Instructions to follow:
Supply the number of lines in the listing below in which the word "title" occurs, and nothing else.

Given entries:
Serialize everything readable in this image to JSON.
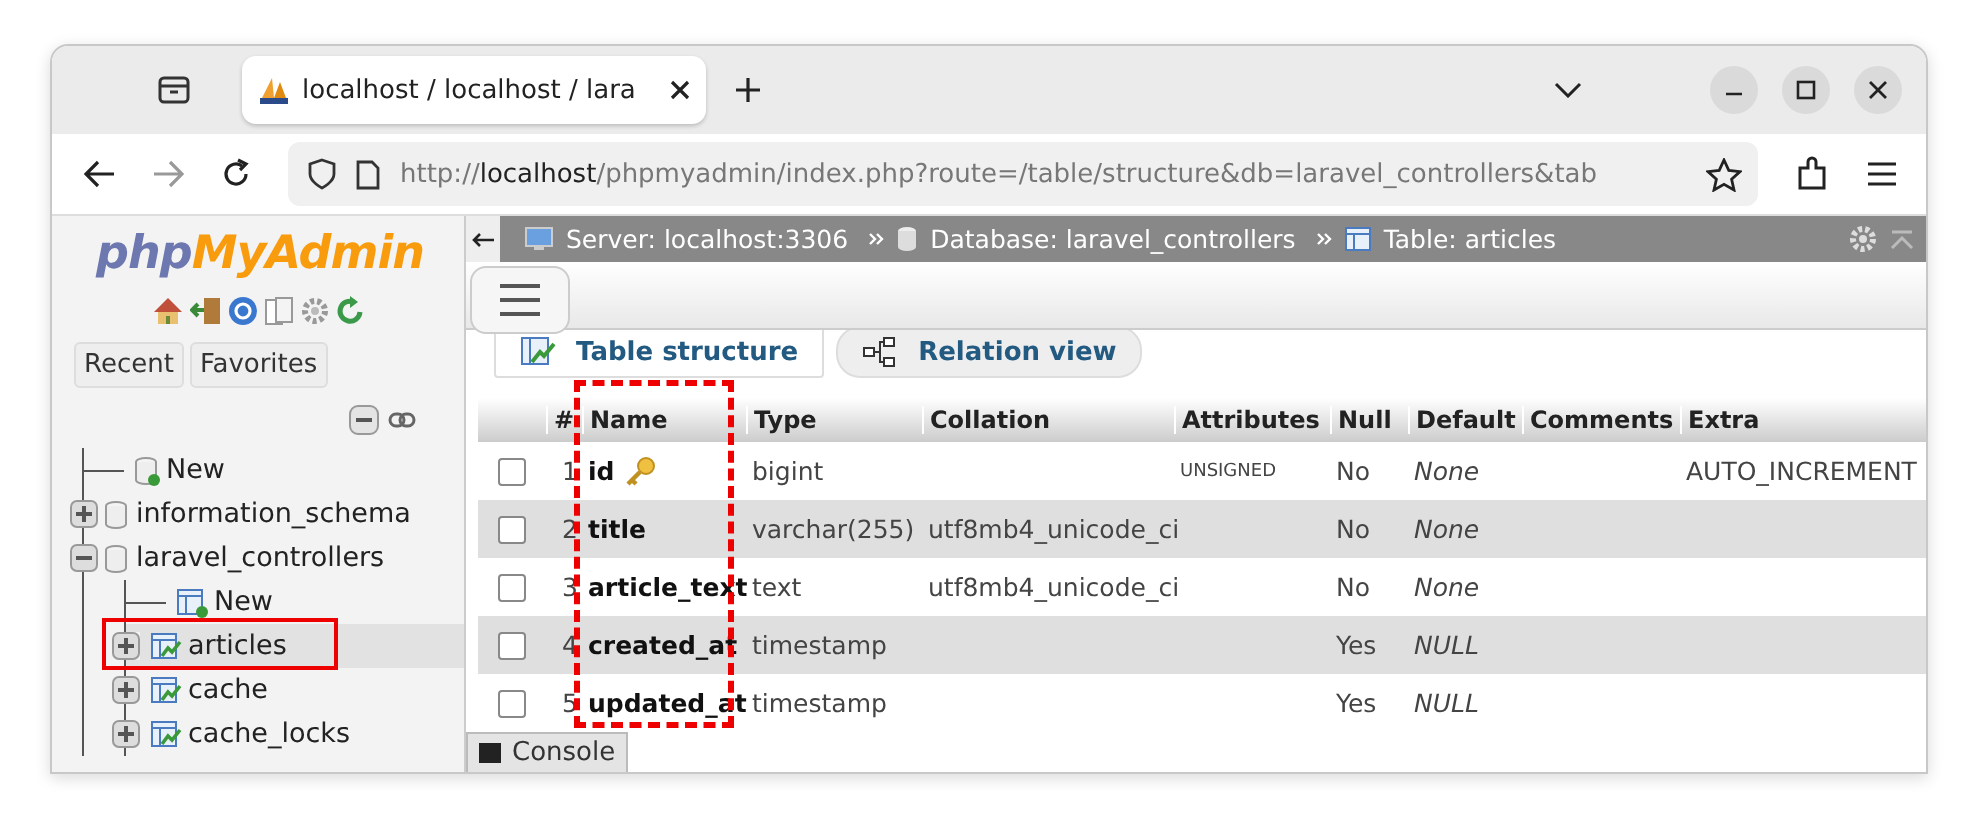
{
  "browser": {
    "tab": {
      "title": "localhost / localhost / lara"
    },
    "address": {
      "scheme": "http://",
      "host": "localhost",
      "path": "/phpmyadmin/index.php?route=/table/structure&db=laravel_controllers&tab"
    }
  },
  "sidebar": {
    "logo": {
      "part1": "php",
      "part2": "MyAdmin"
    },
    "buttons": [
      "Recent",
      "Favorites"
    ],
    "tree": [
      {
        "label": "New",
        "kind": "new"
      },
      {
        "label": "information_schema",
        "kind": "db",
        "expanded": false
      },
      {
        "label": "laravel_controllers",
        "kind": "db",
        "expanded": true,
        "children": [
          {
            "label": "New",
            "kind": "new-table"
          },
          {
            "label": "articles",
            "kind": "table",
            "expanded": false,
            "highlighted": true
          },
          {
            "label": "cache",
            "kind": "table",
            "expanded": false,
            "highlighted": false
          },
          {
            "label": "cache_locks",
            "kind": "table",
            "expanded": false,
            "highlighted": false
          }
        ]
      }
    ]
  },
  "breadcrumb": [
    {
      "label": "Server: localhost:3306",
      "kind": "server"
    },
    {
      "label": "Database: laravel_controllers",
      "kind": "database"
    },
    {
      "label": "Table: articles",
      "kind": "table"
    }
  ],
  "tabs": [
    {
      "label": "Table structure",
      "selected": true
    },
    {
      "label": "Relation view",
      "selected": false
    }
  ],
  "table": {
    "columns": [
      {
        "label": "#",
        "highlighted": false
      },
      {
        "label": "Name",
        "highlighted": true
      },
      {
        "label": "Type",
        "highlighted": false
      },
      {
        "label": "Collation",
        "highlighted": false
      },
      {
        "label": "Attributes",
        "highlighted": false
      },
      {
        "label": "Null",
        "highlighted": false
      },
      {
        "label": "Default",
        "highlighted": false
      },
      {
        "label": "Comments",
        "highlighted": false
      },
      {
        "label": "Extra",
        "highlighted": false
      }
    ],
    "rows": [
      {
        "checked": false,
        "number": "1",
        "name": "id",
        "primary_key": true,
        "type": "bigint",
        "attributes": "UNSIGNED",
        "null": "No",
        "default": "None",
        "extra": "AUTO_INCREMENT"
      },
      {
        "checked": false,
        "number": "2",
        "name": "title",
        "primary_key": false,
        "type": "varchar(255)",
        "collation": "utf8mb4_unicode_ci",
        "null": "No",
        "default": "None"
      },
      {
        "checked": false,
        "number": "3",
        "name": "article_text",
        "primary_key": false,
        "type": "text",
        "collation": "utf8mb4_unicode_ci",
        "null": "No",
        "default": "None"
      },
      {
        "checked": false,
        "number": "4",
        "name": "created_at",
        "primary_key": false,
        "type": "timestamp",
        "null": "Yes",
        "default": "NULL"
      },
      {
        "checked": false,
        "number": "5",
        "name": "updated_at",
        "primary_key": false,
        "type": "timestamp",
        "null": "Yes",
        "default": "NULL"
      }
    ]
  },
  "console": {
    "label": "Console"
  }
}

Task solution:
2